Recently, a friend doing research on the effects of climate change on a variety of organizations asked me how climate change had affected Planet Word.
At first, I thought there would be little connection — after all, we aren’t geographically vulnerable to extreme weather events — but in fact climate change and energy considerations touch every aspect of our museum, from how it was built to how it breathes as a living building to the very content of our interactive exhibits.
Start with the building:
Planet Word occupies an 1869 historic landmark building that was in a terrible state of disrepair when I was awarded a 99-year lease by the District of Columbia in return for rehabilitating it. Post-restoration, the building would need to earn at least LEED Silver status, as do all D.C. construction projects.
But with a really old, historic building that can be quite a challenge. First, we had to abate the build-up of hazardous substances like lead paint, black mold, and asbestos. Then, to preserve the 116 original, leaky, towering, single-paned windows, while ensuring that our high-efficiency new HVAC systems would run optimally, we had to add “performance panels” (basically storm windows) to all those windows. We also installed a sophisticated building management system to regulate when lights, cooling, and heating would go off and on.
We planted a perimeter of green roof and arranged drainage so we could collect rainwater in an underground cistern. We installed efficient LED lights and reused existing historic, decorative shafts to circulate fresh air in the building, as had been originally designed.
All those building decisions made sense in terms of reducing energy consumption and reducing costs — they’re smart, economic, and healthy choices. But it’s when we look at Planet Word’s gallery content that we realize just how much climate change reaches inside, too, touching words and language, not just infrastructure.
In our oratory gallery, for example, one of the speeches visitors themselves can give is a 1992 speech delivered by 12-year-old Severn Cullis-Suzuki to the U.N. conference in Rio, at the time when countries were working together to protect species and prevent ozone depletion. They can watch Dr. Seuss’s 1971 book The Lorax come to life in our Library, chronicling the plight of the environment in a forest of Truffala Trees. In the I’m Sold! gallery, about the techniques of persuasion, our exhibit on mis- and disinformation helps visitors be alert to false messages about climate change (and other issues, too).
And recently we produced a fascinating virtual program on Language & Climate with author and environmentalist Alice Bell, who asked whether any fuel is truly “clean” or just “cleaner”? Whether the label “sustainable” is backed by research? What “environmentally friendly” means? Her remarks encouraged us to think carefully about the words we use when speaking about environmental issues.

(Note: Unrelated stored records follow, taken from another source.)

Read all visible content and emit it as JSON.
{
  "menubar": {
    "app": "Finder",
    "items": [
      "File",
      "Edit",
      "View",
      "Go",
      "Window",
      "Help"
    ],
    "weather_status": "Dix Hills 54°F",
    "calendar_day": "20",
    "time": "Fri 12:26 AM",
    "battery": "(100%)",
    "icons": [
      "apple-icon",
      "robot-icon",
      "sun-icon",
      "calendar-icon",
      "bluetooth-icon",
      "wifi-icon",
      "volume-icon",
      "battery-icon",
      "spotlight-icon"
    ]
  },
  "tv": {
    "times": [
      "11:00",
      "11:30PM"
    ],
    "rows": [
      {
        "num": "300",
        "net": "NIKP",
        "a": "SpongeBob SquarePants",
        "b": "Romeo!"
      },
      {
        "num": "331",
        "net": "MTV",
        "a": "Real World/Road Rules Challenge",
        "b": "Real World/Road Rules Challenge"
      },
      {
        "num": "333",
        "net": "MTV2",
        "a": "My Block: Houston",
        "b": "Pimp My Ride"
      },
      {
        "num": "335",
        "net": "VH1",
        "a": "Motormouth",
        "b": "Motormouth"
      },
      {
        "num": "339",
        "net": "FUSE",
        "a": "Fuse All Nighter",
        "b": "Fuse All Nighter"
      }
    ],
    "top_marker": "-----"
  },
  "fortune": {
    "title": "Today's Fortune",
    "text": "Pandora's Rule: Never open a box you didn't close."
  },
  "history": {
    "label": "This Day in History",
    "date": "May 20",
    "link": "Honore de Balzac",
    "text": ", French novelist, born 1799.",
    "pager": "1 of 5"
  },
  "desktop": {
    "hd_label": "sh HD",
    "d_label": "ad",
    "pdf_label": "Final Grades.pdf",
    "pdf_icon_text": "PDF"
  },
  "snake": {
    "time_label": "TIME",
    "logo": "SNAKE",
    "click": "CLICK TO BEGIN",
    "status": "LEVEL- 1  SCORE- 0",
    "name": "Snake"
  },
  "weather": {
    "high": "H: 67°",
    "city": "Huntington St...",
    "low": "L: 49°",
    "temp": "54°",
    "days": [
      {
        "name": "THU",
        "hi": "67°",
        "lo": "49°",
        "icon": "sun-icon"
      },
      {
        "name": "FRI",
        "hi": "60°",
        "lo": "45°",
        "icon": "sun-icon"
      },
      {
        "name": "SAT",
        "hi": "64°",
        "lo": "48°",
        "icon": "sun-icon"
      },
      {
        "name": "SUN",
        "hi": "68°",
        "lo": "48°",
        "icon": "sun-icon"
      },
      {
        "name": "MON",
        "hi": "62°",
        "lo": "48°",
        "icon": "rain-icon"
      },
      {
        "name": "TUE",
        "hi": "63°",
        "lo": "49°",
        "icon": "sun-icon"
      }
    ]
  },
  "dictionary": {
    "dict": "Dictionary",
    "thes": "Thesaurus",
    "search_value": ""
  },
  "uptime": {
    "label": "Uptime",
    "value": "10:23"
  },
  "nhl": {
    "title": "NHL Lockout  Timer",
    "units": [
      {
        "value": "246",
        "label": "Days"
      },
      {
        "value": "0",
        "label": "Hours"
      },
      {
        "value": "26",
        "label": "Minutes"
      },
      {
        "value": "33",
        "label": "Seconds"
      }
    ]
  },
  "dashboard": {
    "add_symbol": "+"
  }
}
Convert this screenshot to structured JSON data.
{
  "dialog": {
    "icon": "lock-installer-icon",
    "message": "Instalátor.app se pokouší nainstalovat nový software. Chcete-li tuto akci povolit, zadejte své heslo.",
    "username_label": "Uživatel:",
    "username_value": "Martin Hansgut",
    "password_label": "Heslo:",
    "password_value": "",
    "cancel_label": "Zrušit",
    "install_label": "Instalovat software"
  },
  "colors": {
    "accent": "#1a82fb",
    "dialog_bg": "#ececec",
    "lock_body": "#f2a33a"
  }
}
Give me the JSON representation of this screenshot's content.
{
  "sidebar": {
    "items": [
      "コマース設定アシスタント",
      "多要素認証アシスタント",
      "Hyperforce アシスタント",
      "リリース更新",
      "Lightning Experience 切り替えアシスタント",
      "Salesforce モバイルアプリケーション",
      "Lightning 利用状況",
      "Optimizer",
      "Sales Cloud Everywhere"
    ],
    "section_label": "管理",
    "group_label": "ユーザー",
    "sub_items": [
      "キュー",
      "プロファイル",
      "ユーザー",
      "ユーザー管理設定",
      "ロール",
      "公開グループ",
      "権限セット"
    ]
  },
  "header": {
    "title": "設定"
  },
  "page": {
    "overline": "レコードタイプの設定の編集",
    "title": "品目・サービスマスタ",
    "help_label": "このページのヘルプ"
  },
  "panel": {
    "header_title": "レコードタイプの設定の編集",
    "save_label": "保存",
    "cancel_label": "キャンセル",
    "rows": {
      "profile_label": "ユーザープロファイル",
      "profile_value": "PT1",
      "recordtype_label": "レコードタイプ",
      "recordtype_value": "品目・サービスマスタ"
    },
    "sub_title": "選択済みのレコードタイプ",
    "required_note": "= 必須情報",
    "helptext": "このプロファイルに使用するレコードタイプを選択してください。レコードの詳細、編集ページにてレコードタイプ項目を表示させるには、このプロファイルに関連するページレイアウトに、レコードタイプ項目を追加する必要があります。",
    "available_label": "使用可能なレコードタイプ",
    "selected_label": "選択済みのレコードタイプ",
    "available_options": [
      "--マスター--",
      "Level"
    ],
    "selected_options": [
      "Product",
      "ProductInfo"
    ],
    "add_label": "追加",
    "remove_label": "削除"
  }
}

But it is in our Spoken World gallery, where 30 “language ambassadors” teach mini-lessons about their native tongues, that climate change most directly touches our content. Those 30 languages represent a tiny sliver of the estimated 6,000 or so still spoken in the world today. But just a couple of decades ago, we might have counted upwards of 7,000 languages being spoken.
Language loss happens for many reasons, but climate change is an immediate, pressing one. Climate change and ensuing economic disruption — crop failures, drought, deluge, displacement, disease, and even warfare — are driving people out of villages and their isolated linguistic safe-havens. As people leave home in search of stability or sustainable livelihoods, language loss accelerates. What we’re witnessing is a language extinction event going hand in hand with species extinction and the resulting, often-permanent, loss.
One of Planet Word’s supporters, Greg Carr, the environmentalist who has worked to restore Mozambique’s Gorongosa National Park, wrote me that besides restoring the park’s endangered wildlife, his team is now working with the Indigenous people living in the park to bolster them against the threat of a drier climate and its related language-loss ramifications. They are hiring the Indigenous people in the park to grow coffee trees and restore the native rainforest in hopes that this will help them lead sustainable lives…and keep their language intact.
On Dec. 13, 2022, Planet Word will be participating in UNESCO’s launch of the International Decade of Indigenous Languages. This initiative will bring global attention to the importance of preserving Indigenous languages and the threats they are facing — a main one being climate change. Preserving Indigenous languages is crucial to ensure “human dignity, peaceful co-existence…as well as the transmission of centuries-long knowledge, history, world views, beliefs, and traditions, bequeathed from generation to generation…”
As UNESCO’s Global Action Plan asserts: “It is through languages that people embed their worldviews, memory and traditional knowledge, alongside their unique modes of thinking, meaning and expression…it is through language, too, that they construct their future.”
Our rich cultural heritage and our human superpower, language, are both under assault from climate change as seen both inside and outside the walls of Planet Word. If we care about words and language, we must do all we can to draw attention to the climate challenge and confront it in any way we can.
— Ann Friedman, founder of Planet Word